Tom Colicchio Joins The No-Tipping Movement
Starting today, Tom Colicchio's Craft will switch its lunch service to a no-tip system, Eater reports. This makes the Top Chef head honcho's NYC flagship the latest establishment to join the growing ranks of US restaurants that have elected an alternative pay structure to our country's confounding gratuity system.
"It's time for a change. It's time to pay the servers a salary," Colicchio told Eater, indicating that if the experiment was a success during lower-stakes lunch hours, he'll try to implement the same change for dinner service by the end of 2015. (If lunch customers want to leave additional gratuity, they're welcome to do so in cash, but the credit card receipts will have no tip line.)
Craft is hardly the first US restaurant to realize that America's conventional gratuity guidelines -- in which customers arbitrarily decide on the majority of a server's compensation, the back-of-house gets shafted, and management avoids the financial overhead that virtually every other business deals with with -- is bullshit. With inclusive pricing, the restaurant can set steady salaries (usually based on seniority) that protect servers' income against stingy customers and slow days.
The menu will reflect slightly higher pricing a la carte, but Colicchio is hoping that customers won't balk at the pricing. "We're in a moment in time where it's easier to change that behavior. When you look at Uber, people like the idea of not having to leave a tip," he speculated to Eater. The restaurant has never offered lunch before, so it shouldn't feel like a price hike.

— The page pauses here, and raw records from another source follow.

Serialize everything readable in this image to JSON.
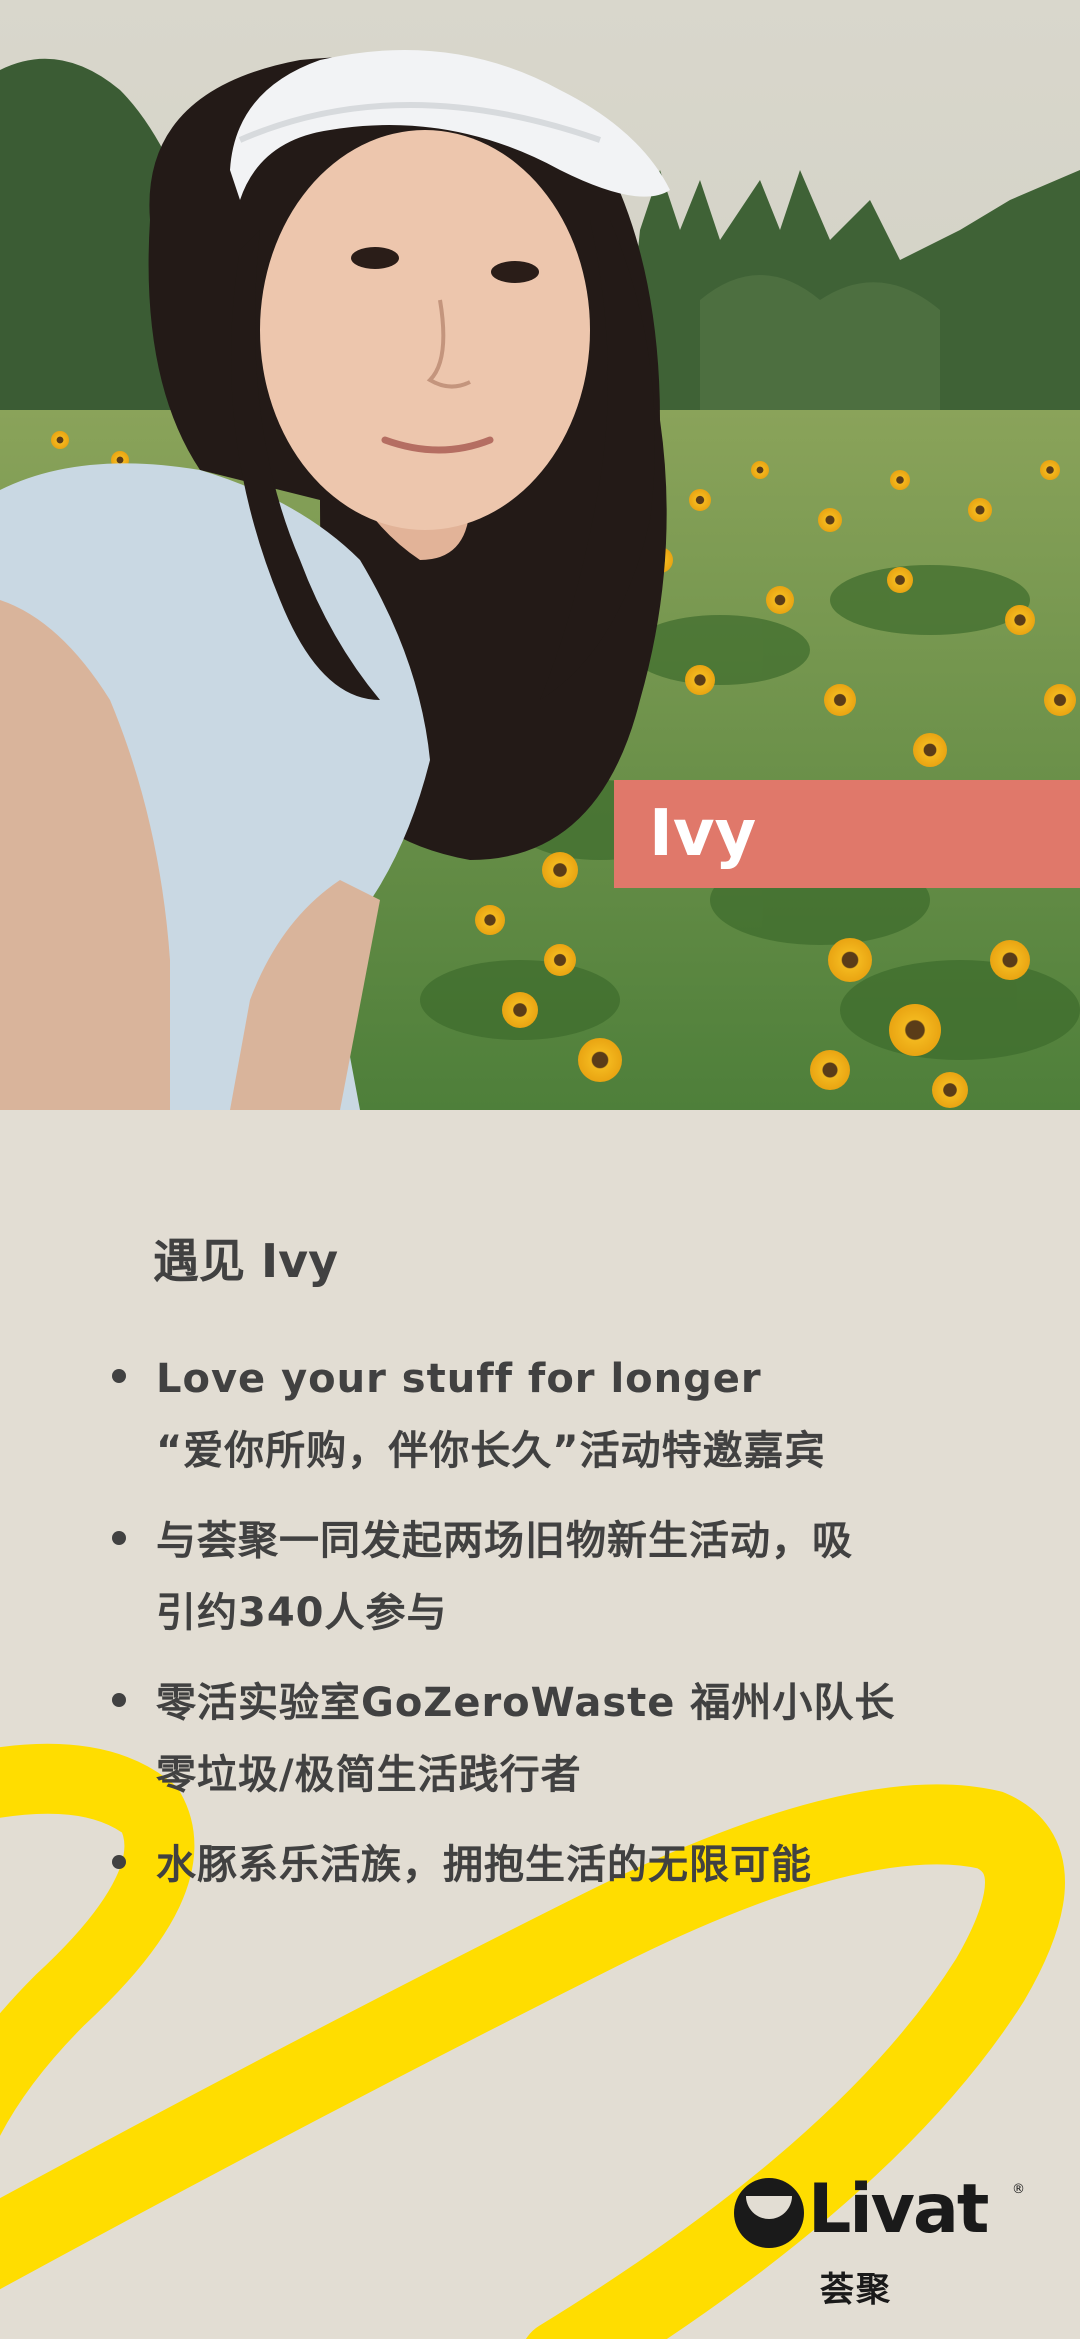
{
  "profile": {
    "name_tag": "Ivy",
    "photo_desc_icon": "portrait-photo"
  },
  "intro": {
    "heading": "遇见 Ivy",
    "bullets": [
      {
        "lines": [
          "Love your stuff for longer",
          "“爱你所购，伴你长久”活动特邀嘉宾"
        ]
      },
      {
        "lines": [
          "与荟聚一同发起两场旧物新生活动，吸",
          "引约340人参与"
        ]
      },
      {
        "lines": [
          "零活实验室GoZeroWaste 福州小队长",
          "零垃圾/极简生活践行者"
        ]
      },
      {
        "lines": [
          "水豚系乐活族，拥抱生活的无限可能"
        ]
      }
    ]
  },
  "brand": {
    "wordmark": "Livat",
    "registered": "®",
    "chinese": "荟聚"
  },
  "colors": {
    "background": "#e2ddd3",
    "name_tag": "#e0786a",
    "swoosh": "#ffdd00",
    "text": "#414141"
  }
}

Collichio's decision is happy and humane, but it's also good business. The state of New York, like many others, is in the process of revising its minimum wage policies, and by the end of 2015, restaurants will be legally required to pay tipped workers (waiters & waitresses) $7.50 an hour, instead of the previous $2.50 rate. All NYC restaurants, gratuity or not, will be forced to find more money to cover the gap. Craft is just preempting the inevitable by trying out a more equitable system now, rather than scrambling for one later.